“A number of street lighting projects have also been completed in 2017. Over 1,000 street lights have being changed to LEDs at approximately 60 locations across the county. This is resulting in energy savings of up to 50% or more, depending on the type of lamp being replaced. Also, as the number of LED lights increase, the maintenance costs are reduced, as LED’s have considerably longer life expectancy than traditional SOX/SON lamps.
“While significant progress has been made in the past year, further projects are planned which will deliver substantial savings in energy consumption for the council, reducing the overall annual operating costs as well as delivering on our commitment for continuous improvement in energy performance.
“Before the end of the year the lighting in the Carndonagh and Dungloe Public Service Centres will be replaced with LED fittings and it is expected that this will realise further significant savings while plans are afoot to continue upgrading street lights in various locations across Donegal”.
In line with the requirements of ISO 50001 accreditation, two surveillance audits have been undertaken this year by Certification Europe, the latest of which took place at the end of September and Donegal County Council has retained this important accreditation for its Energy Management System which was first achieved in October 2016.

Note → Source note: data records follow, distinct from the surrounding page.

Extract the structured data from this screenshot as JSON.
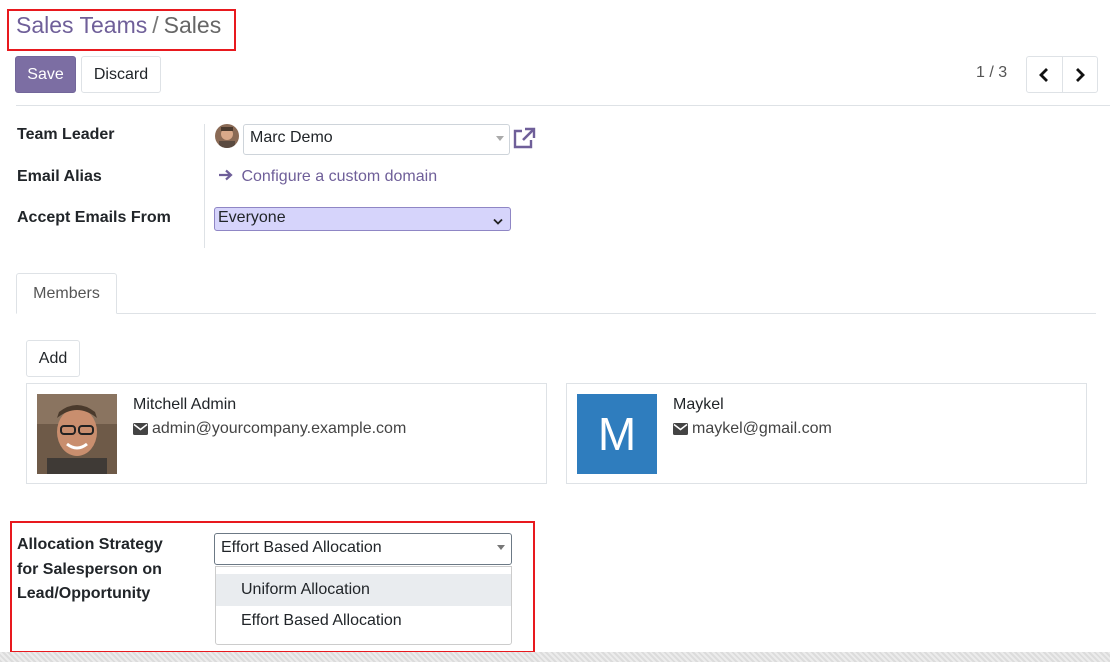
{
  "breadcrumb": {
    "parent": "Sales Teams",
    "separator": "/",
    "current": "Sales"
  },
  "toolbar": {
    "save_label": "Save",
    "discard_label": "Discard"
  },
  "pager": {
    "value": "1 / 3"
  },
  "form": {
    "team_leader": {
      "label": "Team Leader",
      "value": "Marc Demo"
    },
    "email_alias": {
      "label": "Email Alias",
      "link": "Configure a custom domain"
    },
    "accept_emails": {
      "label": "Accept Emails From",
      "value": "Everyone"
    }
  },
  "tabs": [
    {
      "label": "Members",
      "active": true
    }
  ],
  "members": {
    "add_label": "Add",
    "cards": [
      {
        "name": "Mitchell Admin",
        "email": "admin@yourcompany.example.com",
        "avatar": "photo"
      },
      {
        "name": "Maykel",
        "email": "maykel@gmail.com",
        "avatar": "M"
      }
    ]
  },
  "allocation": {
    "label": "Allocation Strategy for Salesperson on Lead/Opportunity",
    "value": "Effort Based Allocation",
    "options": [
      {
        "label": "Uniform Allocation",
        "highlighted": true
      },
      {
        "label": "Effort Based Allocation",
        "highlighted": false
      }
    ]
  },
  "colors": {
    "primary": "#7c6ea3",
    "link": "#6f5f99",
    "highlight_box": "#e8191e",
    "avatar_m": "#2f7dbe",
    "select_bg": "#d6d4fb"
  },
  "icons": [
    "chevron-left-icon",
    "chevron-right-icon",
    "external-link-icon",
    "arrow-right-icon",
    "envelope-icon",
    "chevron-down-icon",
    "caret-down-icon"
  ]
}
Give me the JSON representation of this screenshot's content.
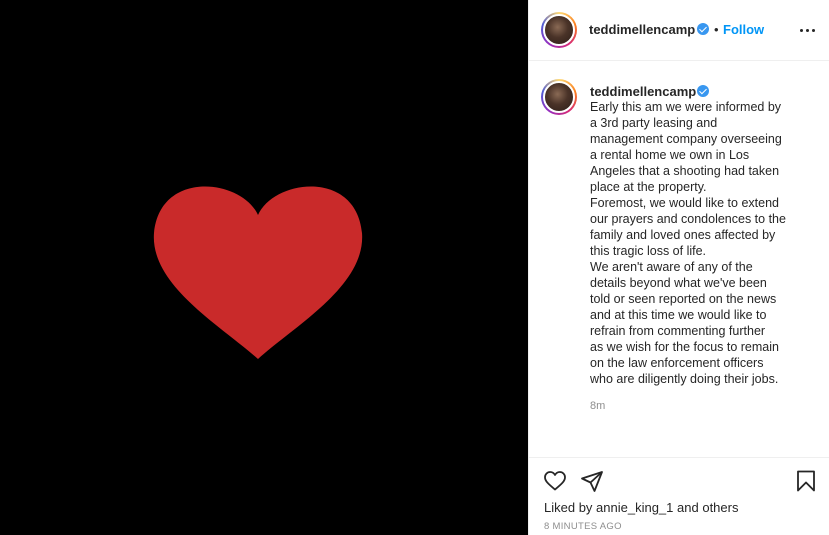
{
  "post": {
    "username": "teddimellencamp",
    "verified": true,
    "follow_label": "Follow",
    "separator": "•",
    "caption": "Early this am we were informed by\na 3rd party leasing and\nmanagement company overseeing\na rental home we own in Los\nAngeles that a shooting had taken\nplace at the property.\nForemost, we would like to extend\nour prayers and condolences to the\nfamily and loved ones affected by\nthis tragic loss of life.\nWe aren't aware of any of the\ndetails beyond what we've been\ntold or seen reported on the news\nand at this time we would like to\nrefrain from commenting further\nas we wish for the focus to remain\non the law enforcement officers\nwho are diligently doing their jobs.",
    "caption_age": "8m",
    "liked_prefix": "Liked by",
    "liked_user": "annie_king_1",
    "liked_suffix": "and others",
    "timestamp": "8 MINUTES AGO"
  },
  "media": {
    "background": "#000000",
    "heart_color": "#c92a2a"
  },
  "icons": {
    "like": "heart-outline-icon",
    "share": "paper-plane-icon",
    "save": "bookmark-icon",
    "more": "more-options-icon"
  },
  "colors": {
    "accent": "#0095f6",
    "verified": "#3897f0",
    "muted": "#8e8e8e"
  }
}
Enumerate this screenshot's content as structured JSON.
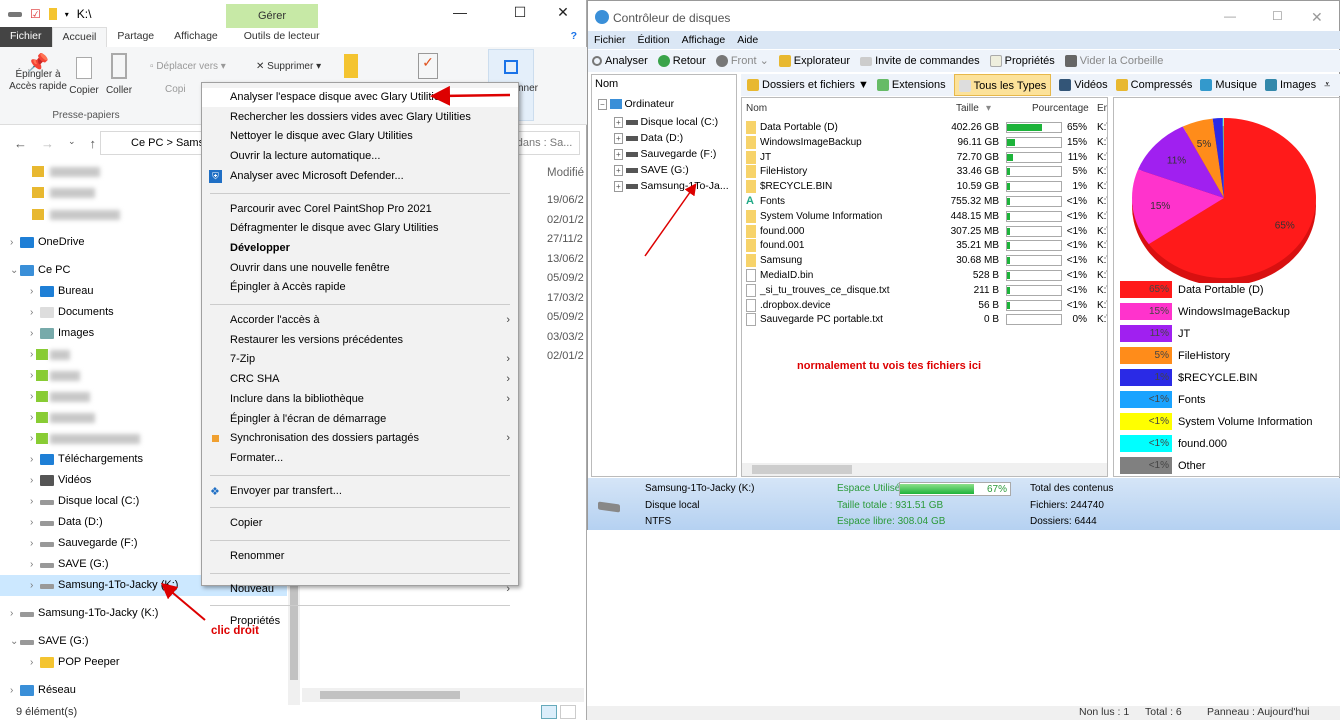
{
  "explorer": {
    "path": "K:\\",
    "manage_tab": "Gérer",
    "tabs": [
      "Fichier",
      "Accueil",
      "Partage",
      "Affichage",
      "Outils de lecteur"
    ],
    "ribbon": {
      "pin": "Épingler à Accès rapide",
      "copy": "Copier",
      "paste": "Coller",
      "clipboard_group": "Presse-papiers",
      "move_to": "Déplacer vers",
      "delete": "Supprimer",
      "copy_to": "Copi",
      "select": "nner"
    },
    "breadcrumb": [
      "Ce PC",
      "Sams"
    ],
    "search_placeholder": "r dans : Sa...",
    "column_modified": "Modifié",
    "dates": [
      "19/06/2",
      "02/01/2",
      "27/11/2",
      "13/06/2",
      "05/09/2",
      "17/03/2",
      "05/09/2",
      "03/03/2",
      "02/01/2"
    ],
    "tree": [
      {
        "label": "OneDrive",
        "icon": "cloud"
      },
      {
        "label": "Ce PC",
        "icon": "computer"
      },
      {
        "label": "Bureau",
        "icon": "desktop"
      },
      {
        "label": "Documents",
        "icon": "documents"
      },
      {
        "label": "Images",
        "icon": "pictures"
      },
      {
        "label": "Téléchargements",
        "icon": "download"
      },
      {
        "label": "Vidéos",
        "icon": "videos"
      },
      {
        "label": "Disque local (C:)",
        "icon": "drive"
      },
      {
        "label": "Data (D:)",
        "icon": "drive"
      },
      {
        "label": "Sauvegarde (F:)",
        "icon": "drive"
      },
      {
        "label": "SAVE (G:)",
        "icon": "drive"
      },
      {
        "label": "Samsung-1To-Jacky (K:)",
        "icon": "drive",
        "selected": true
      },
      {
        "label": "Samsung-1To-Jacky (K:)",
        "icon": "drive"
      },
      {
        "label": "SAVE (G:)",
        "icon": "drive"
      },
      {
        "label": "POP Peeper",
        "icon": "folder"
      },
      {
        "label": "Réseau",
        "icon": "network"
      }
    ],
    "status": "9 élément(s)"
  },
  "context_menu": {
    "items": [
      {
        "label": "Analyser l'espace disque avec Glary Utilities",
        "highlight": true
      },
      {
        "label": "Rechercher les dossiers vides avec Glary Utilities"
      },
      {
        "label": "Nettoyer le disque avec Glary Utilities"
      },
      {
        "label": "Ouvrir la lecture automatique..."
      },
      {
        "label": "Analyser avec Microsoft Defender...",
        "icon": "shield"
      },
      {
        "sep": true
      },
      {
        "label": "Parcourir avec Corel PaintShop Pro 2021"
      },
      {
        "label": "Défragmenter le disque avec Glary Utilities"
      },
      {
        "label": "Développer",
        "bold": true
      },
      {
        "label": "Ouvrir dans une nouvelle fenêtre"
      },
      {
        "label": "Épingler à Accès rapide"
      },
      {
        "sep": true
      },
      {
        "label": "Accorder l'accès à",
        "submenu": true
      },
      {
        "label": "Restaurer les versions précédentes"
      },
      {
        "label": "7-Zip",
        "submenu": true
      },
      {
        "label": "CRC SHA",
        "submenu": true
      },
      {
        "label": "Inclure dans la bibliothèque",
        "submenu": true
      },
      {
        "label": "Épingler à l'écran de démarrage"
      },
      {
        "label": "Synchronisation des dossiers partagés",
        "submenu": true,
        "icon": "sync"
      },
      {
        "label": "Formater..."
      },
      {
        "sep": true
      },
      {
        "label": "Envoyer par transfert...",
        "icon": "dropbox"
      },
      {
        "sep": true
      },
      {
        "label": "Copier"
      },
      {
        "sep": true
      },
      {
        "label": "Renommer"
      },
      {
        "sep": true
      },
      {
        "label": "Nouveau",
        "submenu": true
      },
      {
        "sep": true
      },
      {
        "label": "Propriétés"
      }
    ]
  },
  "disk_app": {
    "title": "Contrôleur de disques",
    "menu": [
      "Fichier",
      "Édition",
      "Affichage",
      "Aide"
    ],
    "toolbar": [
      "Analyser",
      "Retour",
      "Front",
      "Explorateur",
      "Invite de commandes",
      "Propriétés",
      "Vider la Corbeille"
    ],
    "tree_header": "Nom",
    "tree": [
      "Ordinateur",
      "Disque local (C:)",
      "Data (D:)",
      "Sauvegarde (F:)",
      "SAVE (G:)",
      "Samsung-1To-Ja..."
    ],
    "filter_tabs": [
      "Dossiers et fichiers ▼",
      "Extensions",
      "Tous les Types",
      "Vidéos",
      "Compressés",
      "Musique",
      "Images"
    ],
    "columns": [
      "Nom",
      "Taille",
      "Pourcentage",
      "Em"
    ],
    "files": [
      {
        "name": "Data Portable (D)",
        "size": "402.26 GB",
        "pct": "65%",
        "p": 65,
        "type": "folder",
        "loc": "K:\\"
      },
      {
        "name": "WindowsImageBackup",
        "size": "96.11 GB",
        "pct": "15%",
        "p": 15,
        "type": "folder",
        "loc": "K:\\"
      },
      {
        "name": "JT",
        "size": "72.70 GB",
        "pct": "11%",
        "p": 11,
        "type": "folder",
        "loc": "K:\\"
      },
      {
        "name": "FileHistory",
        "size": "33.46 GB",
        "pct": "5%",
        "p": 5,
        "type": "folder",
        "loc": "K:\\"
      },
      {
        "name": "$RECYCLE.BIN",
        "size": "10.59 GB",
        "pct": "1%",
        "p": 1,
        "type": "folder",
        "loc": "K:\\"
      },
      {
        "name": "Fonts",
        "size": "755.32 MB",
        "pct": "<1%",
        "p": 0.5,
        "type": "font",
        "loc": "K:\\"
      },
      {
        "name": "System Volume Information",
        "size": "448.15 MB",
        "pct": "<1%",
        "p": 0.5,
        "type": "folder",
        "loc": "K:\\"
      },
      {
        "name": "found.000",
        "size": "307.25 MB",
        "pct": "<1%",
        "p": 0.5,
        "type": "folder",
        "loc": "K:\\"
      },
      {
        "name": "found.001",
        "size": "35.21 MB",
        "pct": "<1%",
        "p": 0.5,
        "type": "folder",
        "loc": "K:\\"
      },
      {
        "name": "Samsung",
        "size": "30.68 MB",
        "pct": "<1%",
        "p": 0.5,
        "type": "folder",
        "loc": "K:\\"
      },
      {
        "name": "MediaID.bin",
        "size": "528 B",
        "pct": "<1%",
        "p": 0.5,
        "type": "file",
        "loc": "K:\\"
      },
      {
        "name": "_si_tu_trouves_ce_disque.txt",
        "size": "211 B",
        "pct": "<1%",
        "p": 0.5,
        "type": "text",
        "loc": "K:\\"
      },
      {
        "name": ".dropbox.device",
        "size": "56 B",
        "pct": "<1%",
        "p": 0.5,
        "type": "file",
        "loc": "K:\\"
      },
      {
        "name": "Sauvegarde PC portable.txt",
        "size": "0 B",
        "pct": "0%",
        "p": 0,
        "type": "text",
        "loc": "K:\\"
      }
    ],
    "info": {
      "drive": "Samsung-1To-Jacky (K:)",
      "type": "Disque local",
      "fs": "NTFS",
      "used_label": "Espace Utilisé",
      "used_pct": "67%",
      "used": 67,
      "total": "Taille totale : 931.51 GB",
      "free": "Espace libre: 308.04 GB",
      "contents": "Total des contenus",
      "files": "Fichiers: 244740",
      "folders": "Dossiers: 6444"
    }
  },
  "chart_data": {
    "type": "pie",
    "slices": [
      {
        "label": "Data Portable (D)",
        "display": "65%",
        "value": 402.26,
        "color": "#ff1a1a"
      },
      {
        "label": "WindowsImageBackup",
        "display": "15%",
        "value": 96.11,
        "color": "#ff33cc"
      },
      {
        "label": "JT",
        "display": "11%",
        "value": 72.7,
        "color": "#a020f0"
      },
      {
        "label": "FileHistory",
        "display": "5%",
        "value": 33.46,
        "color": "#ff8c1a"
      },
      {
        "label": "$RECYCLE.BIN",
        "display": "1%",
        "value": 10.59,
        "color": "#2a2ae6"
      },
      {
        "label": "Fonts",
        "display": "<1%",
        "value": 0.755,
        "color": "#1aa3ff"
      },
      {
        "label": "System Volume Information",
        "display": "<1%",
        "value": 0.448,
        "color": "#ffff00"
      },
      {
        "label": "found.000",
        "display": "<1%",
        "value": 0.307,
        "color": "#00ffff"
      },
      {
        "label": "Other",
        "display": "<1%",
        "value": 0.066,
        "color": "#808080"
      }
    ],
    "legend": "below"
  },
  "annotations": {
    "right_click": "clic droit",
    "note": "normalement tu vois tes fichiers ici"
  },
  "bottom_status": {
    "unread": "Non lus : 1",
    "total": "Total : 6",
    "panel": "Panneau : Aujourd'hui"
  }
}
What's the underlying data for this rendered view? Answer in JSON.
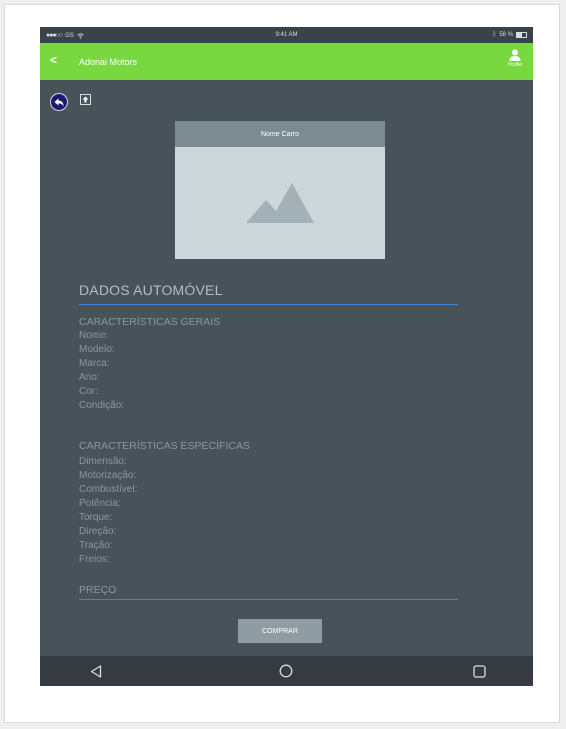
{
  "status_bar": {
    "carrier": "GS",
    "time": "9:41 AM",
    "battery": "58 %"
  },
  "app_bar": {
    "back_icon": "chevron-left-icon",
    "title": "Adonai Motors",
    "profile_label": "Profile",
    "profile_icon": "person-icon"
  },
  "toolbar": {
    "back_icon": "undo-arrow-icon",
    "upload_icon": "upload-icon"
  },
  "card": {
    "header": "Nome Carro",
    "image_icon": "image-placeholder-icon"
  },
  "details": {
    "title": "DADOS AUTOMÓVEL",
    "general_heading": "CARACTERÍSTICAS GERAIS",
    "general_fields": [
      "Nome:",
      "Modelo:",
      "Marca:",
      "Ano:",
      "Cor:",
      "Condição:"
    ],
    "specific_heading": "CARACTERÍSTICAS ESPECÍFICAS",
    "specific_fields": [
      "Dimensão:",
      "Motorização:",
      "Combustível:",
      "Potência:",
      "Torque:",
      "Direção:",
      "Tração:",
      "Freios:"
    ],
    "price_label": "PREÇO"
  },
  "buy_button": "COMPRAR",
  "nav_bar": {
    "back_icon": "triangle-back-icon",
    "home_icon": "circle-home-icon",
    "recent_icon": "square-recents-icon"
  },
  "colors": {
    "accent": "#79d83f",
    "background": "#475359",
    "underline": "#3f84d4"
  }
}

Paddy Mullen adds “this energy management system is all about continuous improvement and engaging with our own staff is critical to it’s success. We are working with the OPW’s Optimising Power @ Work programme and will be setting up Energy Teams in our offices in the coming months. These teams will be made up of staff across a range of services and grades and they will be the champions in each of their own buildings on raising awareness of the importance of improving our energy performance so that we can all play our part in contributing to a carbon neutral society. We have a long way to go to achieving our ultimate goal but I think we have made a great start in 2017.”